The BBC reports that the Vice Chairman of the IPCC has just admitted the obvious: the IPCC’s terrifying prediction that the Himalayan glaciers would melt by 2035 is wrong.
And not just a little bit wrong. Totally, catastrophically, eye-poppingly, inexcusably and blatantly wrong.
Readers of this blog knew this was coming; the consequences have yet to unravel.
So far, the IPCC stands by its story: this is an isolated, meaningless error that in no way impugns the case for global warming. That may well be true; but it utterly undermines the case for the IPCC as a respectable and reliable body, and it pretty much ends the chance of meaningful climate action anytime soon.
For the IPCC bureaucrats, the error was a detail: “I don’t see how one mistake in a 3,000-page report can damage the credibility of the overall report,” said Dr. Jean-Pascal van Ypersele, the Vice Chairman of the IPCC.

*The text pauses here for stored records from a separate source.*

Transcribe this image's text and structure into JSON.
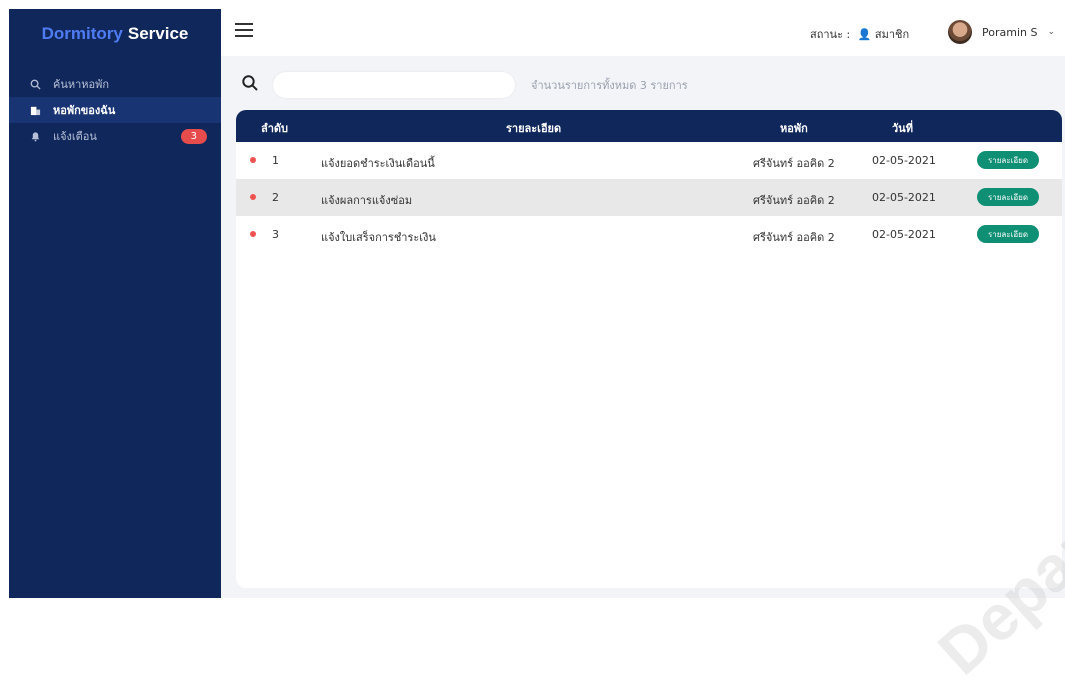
{
  "brand": {
    "part1": "Dormitory",
    "part2": "Service"
  },
  "sidebar": {
    "items": [
      {
        "icon": "search-icon",
        "label": "ค้นหาหอพัก"
      },
      {
        "icon": "building-icon",
        "label": "หอพักของฉัน"
      },
      {
        "icon": "bell-icon",
        "label": "แจ้งเตือน",
        "badge": "3"
      }
    ]
  },
  "topbar": {
    "status_label": "สถานะ :",
    "status_value": "สมาชิก",
    "user_name": "Poramin S"
  },
  "main": {
    "search_placeholder": "",
    "count_text": "จำนวนรายการทั้งหมด 3 รายการ",
    "table": {
      "headers": [
        "ลำดับ",
        "รายละเอียด",
        "หอพัก",
        "วันที่",
        ""
      ],
      "rows": [
        {
          "no": "1",
          "detail": "แจ้งยอดชำระเงินเดือนนี้",
          "dorm": "ศรีจันทร์ ออคิด 2",
          "date": "02-05-2021",
          "button": "รายละเอียด"
        },
        {
          "no": "2",
          "detail": "แจ้งผลการแจ้งซ่อม",
          "dorm": "ศรีจันทร์ ออคิด 2",
          "date": "02-05-2021",
          "button": "รายละเอียด"
        },
        {
          "no": "3",
          "detail": "แจ้งใบเสร็จการชำระเงิน",
          "dorm": "ศรีจันทร์ ออคิด 2",
          "date": "02-05-2021",
          "button": "รายละเอียด"
        }
      ]
    }
  },
  "watermark": "Department University",
  "colors": {
    "sidebar": "#10275c",
    "accent": "#4f7cf2",
    "button": "#0f8f74",
    "badge": "#e74c4c",
    "dot": "#ef5350"
  }
}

This is pathetic. As the BBC (which, unlike the U.S. media, has been following this story for more than a month) points out, the error was called to the attention of the panel more than once.
More, the prediction that the Himalayan glaciers would disappear in 25 years was perhaps the single most dramatic and explosive prediction in the entire report. It meant that the rivers on which hundreds of millions of people depend for water and agriculture and industry in India, Pakistan and large swathes of China would disappear in a generation.
To make a prediction like that carelessly is inexcusably irresponsible.
Indian and Chinese political leaders will take note: the IPCC is ready to threaten their countries with hideous catastrophes in the immediate future with no evidence and no fact checking.
The U.S. media by and large is still ignoring this story; let’s see if a public admission of error reported by the BBC gets any attention.